Where school psychologists and social workers are available, their ability to provide direct student services is hampered by crisis management and student assessment demands. This significantly reduces or completely eliminates the time available to meet proactively with students and families.
Schools must be provided the resources to fully fund counseling and mental health staff to meet the growing needs of students and families and further mitigate the ongoing impact of the COVID-19 pandemic. Programs that support English language learners and special education students must be fully staffed to adequately assist children with increased needs as they return to post-pandemic learning.
To ensure that such staffing is in place, the Task Force recommends enactment of the following state legislation:
Many schools separated classes into small cohorts of students during the 2020-21 school year to accommodate social distancing requirements. These small class sizes brought on by pandemic-related restrictions helped offset some of the challenges students faced by improving the student to staff ratio and providing more one-on-one attention to students’ needs
The start of the 2021-22 school year brought some much-needed normalcy back to education. However, some pre-pandemic practices, including large class sizes, have returned as well. What’s more, this comes at a time when students’ academic and social-emotional needs are at their highest levels.
What’s been made clear, and what educators and researchers knew long before COVID-19, is that establishing smaller class sizes in all grades is one of the most effective ways to achieve and maintain the highest level of student learning and engagement in our schools. Students in smaller classes perform substantially better by the end of second grade in test scores and grades, and have fewer disciplinary referrals. They are more likely to graduate in four years, more likely to go to college, and more likely to get a degree in a STEM field.

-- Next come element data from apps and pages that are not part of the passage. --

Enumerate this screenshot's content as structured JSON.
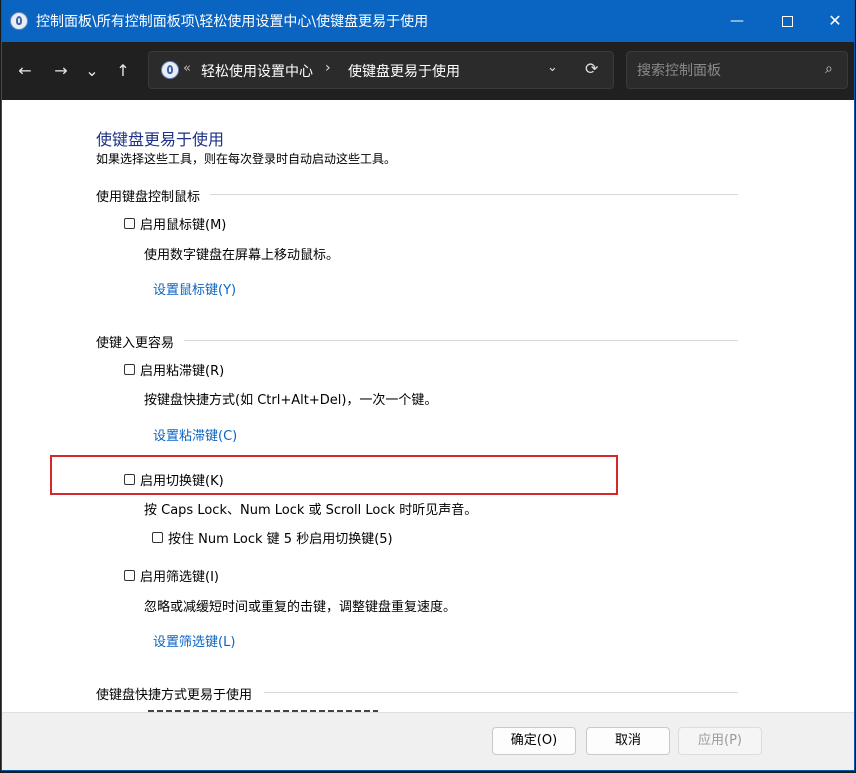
{
  "window": {
    "title": "控制面板\\所有控制面板项\\轻松使用设置中心\\使键盘更易于使用",
    "minimize_glyph": "—",
    "close_glyph": "✕"
  },
  "nav": {
    "back_glyph": "←",
    "forward_glyph": "→",
    "recent_glyph": "⌄",
    "up_glyph": "↑",
    "overflow_glyph": "«",
    "breadcrumb_1": "轻松使用设置中心",
    "breadcrumb_separator": "›",
    "breadcrumb_2": "使键盘更易于使用",
    "dropdown_glyph": "⌄",
    "refresh_glyph": "⟳",
    "search_placeholder": "搜索控制面板",
    "search_glyph": "⌕"
  },
  "page": {
    "title": "使键盘更易于使用",
    "subtitle": "如果选择这些工具，则在每次登录时自动启动这些工具。"
  },
  "section_mouse": {
    "heading": "使用键盘控制鼠标",
    "mouse_keys_label": "启用鼠标键(M)",
    "mouse_keys_desc": "使用数字键盘在屏幕上移动鼠标。",
    "mouse_keys_link": "设置鼠标键(Y)"
  },
  "section_typing": {
    "heading": "使键入更容易",
    "sticky_keys_label": "启用粘滞键(R)",
    "sticky_keys_desc": "按键盘快捷方式(如 Ctrl+Alt+Del)，一次一个键。",
    "sticky_keys_link": "设置粘滞键(C)",
    "toggle_keys_label": "启用切换键(K)",
    "toggle_keys_desc": "按 Caps Lock、Num Lock 或 Scroll Lock 时听见声音。",
    "toggle_keys_hold_label": "按住 Num Lock 键 5 秒启用切换键(5)",
    "filter_keys_label": "启用筛选键(I)",
    "filter_keys_desc": "忽略或减缓短时间或重复的击键，调整键盘重复速度。",
    "filter_keys_link": "设置筛选键(L)"
  },
  "section_shortcuts": {
    "heading": "使键盘快捷方式更易于使用"
  },
  "footer": {
    "ok_label": "确定(O)",
    "cancel_label": "取消",
    "apply_label": "应用(P)"
  },
  "colors": {
    "title_bar": "#0a64c2",
    "nav_bar": "#202020",
    "link": "#0a64c2",
    "page_title": "#1e3287",
    "highlight": "#d6282a"
  }
}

“My own daughter’s reading and math skills are on grade level for the first time in elementary school because she had a fantastic teacher and a class size of 11 during the pandemic. In my classroom, it was a much more intimate experience. I could spend much more time with students figuring out what their weaknesses were in a way I couldn’t always do that consistently when there was 30 of them in the same class.”
~ Jennifer Wolfe, Oceanside Federation of Teachers member and high school social studies teacher
In many cases across the state, pandemic-triggered smaller class sizes were achieved by reassigning library, art, music and PE teachers outside their certification area . This decimated the special area curriculum for kids. The reduction, and in some cases the complete loss of these opportunities for students, has had a lasting impact.
Diverse learning opportunities — including the arts, library, STEM and physical education classes — help develop the whole child as students grow into young adults. Schools must safeguard these opportunities, even in crisis situations, and commit to providing a well-rounded, complete curriculum for all students.
Additionally, schools should prioritize foundation aid resources to adopt smaller class sizes to improve student engagement and learning. This means prioritizing the hiring of teachers, avoiding the elimination of teaching and teaching assistant positions upon retirements and lowering student-teacher ratios, particularly for grades pre-K—3.